The past year has offered a world of change to the six members of Lucy Michelle and the Velvet Lapelles. Dropping the independently released Orange Peels and Rattlesnakes in the summer of 2008 only added to the budding attention that the band had already been attracting for its live performances around the Twin Cities. By the end of the year the group had received best local band honors in City Pages‘ annual Picked to Click poll and began expanding its roadshow while anticipation at home continued to build. Now releasing their second album, Special Party Time For Everybody, Lucy Michelle and the Velvet Lapelles not only buck the highly dreaded sophomore slump, but offer a change in direction that adds an entirely new dimension to the band’s already remarkable sound.
There is no easy way to describe the band. To those unfamiliar, it might best serve as an explanation to include generic terms such as “fun” or “lighthearted,” but with Party Time the band has stepped outside its traditional folkie constraints and sailed further into the seas of jazz and rich, sophisticated pop. This transition might be best represented by the album’s title track, where the band’s carefree harmonies and hand claps eventually blend with Michelle’s whistling and airy call and response. It’s a song that sounds so distant from the Velvet Lapelles of a year and a half ago that it hardly seems like it came from the same set of musicians.
“Magnolia Tree” follows in the vein of a Spanish waltz, if such a thing were to ever be created by a metropolitan band based in the Midwest. Later in the album “Ghost Town” arises as an unofficial second part to the album’s lead track “Mouth of the Beast,” both foot-stompers that take full advantage of the instruments used in each respective song. The smoky sax in “Goodnight” and the playful piano in “Treetop Lullaby” (one that parallels “Chopsticks”) act as additional examples of how the band has furthered its sound through a wide array of instruments throughout the album.
The greatest representation of the prowess that the band have gained since first finding their place within the Twin Cities is the album’s “Hotel.” The seven minute song overlays Michelle’s ukulele with Eamonn McLain’s cello, each given their respective moments to seek the spotlight before eventually fading in with the rest of the dramatic mixture of sounds. Later the song adds horns and piano, both of which echo over drummer Geoff Freeman before each eventually loses its individual nature and becomes a thread in the song’s beautiful musical tapestry. As a whole, it is the most impressive piece the band has put together to date.
Much of the evolution evinced on Party Time might stem from Michelle and guitarist Chris Graham, who were attended St. Paul’s Central High School together—they both played in the school’s jazz band—though it likely has more to do with the rapid maturation of the band as a whole. The contrast between the its two albums is striking, and suggestive of far more than simply time spent practicing or playing together. For lack of a better description, Party Time still reflects the “fun” and “lighthearted” sounds that have been present since the group’s inception.

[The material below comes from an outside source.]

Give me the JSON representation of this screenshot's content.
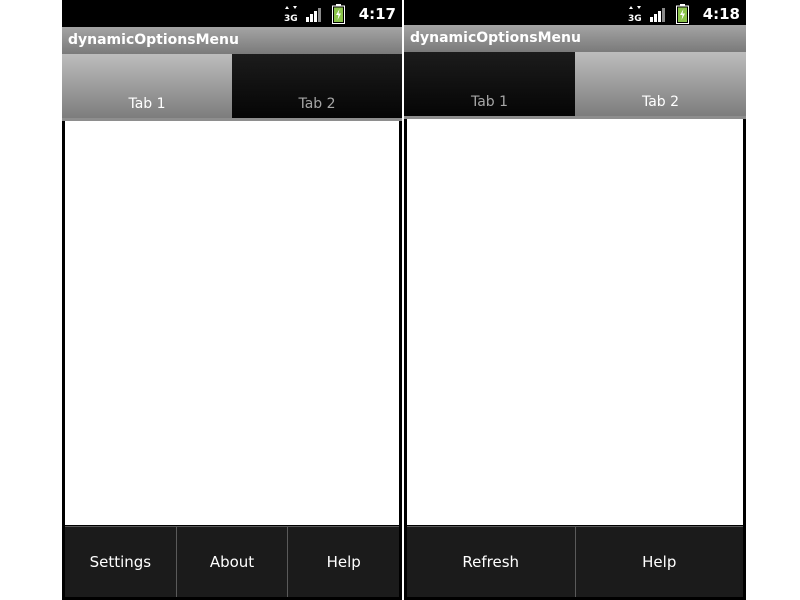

But the new album reflects something deeper; far from a leap into dangerous territory, it showcases a group of artists who have comfortably outgrown their musical wardrobe, now tailoring new remnants of inspiration to their already broken-in sound.
While retaining the essence of what originally landed them so much interest, Lucy Michelle and co. have seamlessly done in a short stretch of time what many bands fail to achieve during their entire careers. One can only imagine where they’ll be in another year.